Top of GIVEN ENTRIES

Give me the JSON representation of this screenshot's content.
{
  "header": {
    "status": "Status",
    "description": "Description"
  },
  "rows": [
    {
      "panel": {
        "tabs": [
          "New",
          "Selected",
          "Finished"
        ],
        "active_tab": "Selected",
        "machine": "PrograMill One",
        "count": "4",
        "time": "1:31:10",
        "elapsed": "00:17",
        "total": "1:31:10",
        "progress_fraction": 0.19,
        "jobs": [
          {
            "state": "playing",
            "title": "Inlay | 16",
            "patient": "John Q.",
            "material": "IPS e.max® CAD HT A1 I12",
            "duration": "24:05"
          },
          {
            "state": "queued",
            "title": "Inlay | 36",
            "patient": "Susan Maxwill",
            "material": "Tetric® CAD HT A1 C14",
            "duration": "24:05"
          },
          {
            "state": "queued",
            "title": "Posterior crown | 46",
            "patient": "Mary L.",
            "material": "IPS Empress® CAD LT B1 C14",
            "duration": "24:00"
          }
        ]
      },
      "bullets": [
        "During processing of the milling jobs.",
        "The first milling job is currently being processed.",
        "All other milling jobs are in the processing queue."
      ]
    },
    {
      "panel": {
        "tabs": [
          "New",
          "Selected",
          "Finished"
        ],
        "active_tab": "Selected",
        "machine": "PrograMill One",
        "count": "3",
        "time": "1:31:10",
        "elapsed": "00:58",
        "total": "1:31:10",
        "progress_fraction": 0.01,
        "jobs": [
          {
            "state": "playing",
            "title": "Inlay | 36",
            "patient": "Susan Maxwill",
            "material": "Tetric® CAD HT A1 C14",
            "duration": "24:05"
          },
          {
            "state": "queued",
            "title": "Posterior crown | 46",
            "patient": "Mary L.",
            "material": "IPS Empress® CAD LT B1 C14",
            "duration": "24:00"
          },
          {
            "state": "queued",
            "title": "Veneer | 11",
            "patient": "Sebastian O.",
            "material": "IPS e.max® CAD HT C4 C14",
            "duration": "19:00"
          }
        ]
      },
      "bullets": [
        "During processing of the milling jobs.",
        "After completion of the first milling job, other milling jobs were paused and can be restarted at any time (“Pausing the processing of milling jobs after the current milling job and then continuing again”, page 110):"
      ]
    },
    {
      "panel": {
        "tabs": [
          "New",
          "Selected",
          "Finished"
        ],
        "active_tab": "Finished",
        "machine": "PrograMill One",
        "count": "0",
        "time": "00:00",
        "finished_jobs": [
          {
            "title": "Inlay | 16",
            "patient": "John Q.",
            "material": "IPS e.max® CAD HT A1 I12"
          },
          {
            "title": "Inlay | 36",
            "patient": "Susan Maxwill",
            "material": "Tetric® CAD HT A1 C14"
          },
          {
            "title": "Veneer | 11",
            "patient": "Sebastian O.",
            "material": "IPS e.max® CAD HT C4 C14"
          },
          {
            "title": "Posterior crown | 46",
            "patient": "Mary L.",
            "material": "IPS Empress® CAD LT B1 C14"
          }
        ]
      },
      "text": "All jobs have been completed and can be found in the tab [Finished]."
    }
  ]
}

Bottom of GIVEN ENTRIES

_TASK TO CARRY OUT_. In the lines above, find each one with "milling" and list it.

_REPLY_.
        "During processing of the milling jobs.",
        "The first milling job is currently being processed.",
        "All other milling jobs are in the processing queue."
        "During processing of the milling jobs.",
        "After completion of the first milling job, other milling jobs were paused and can be restarted at any time (“Pausing the processing of milling jobs after the current milling job and then continuing again”, page 110):"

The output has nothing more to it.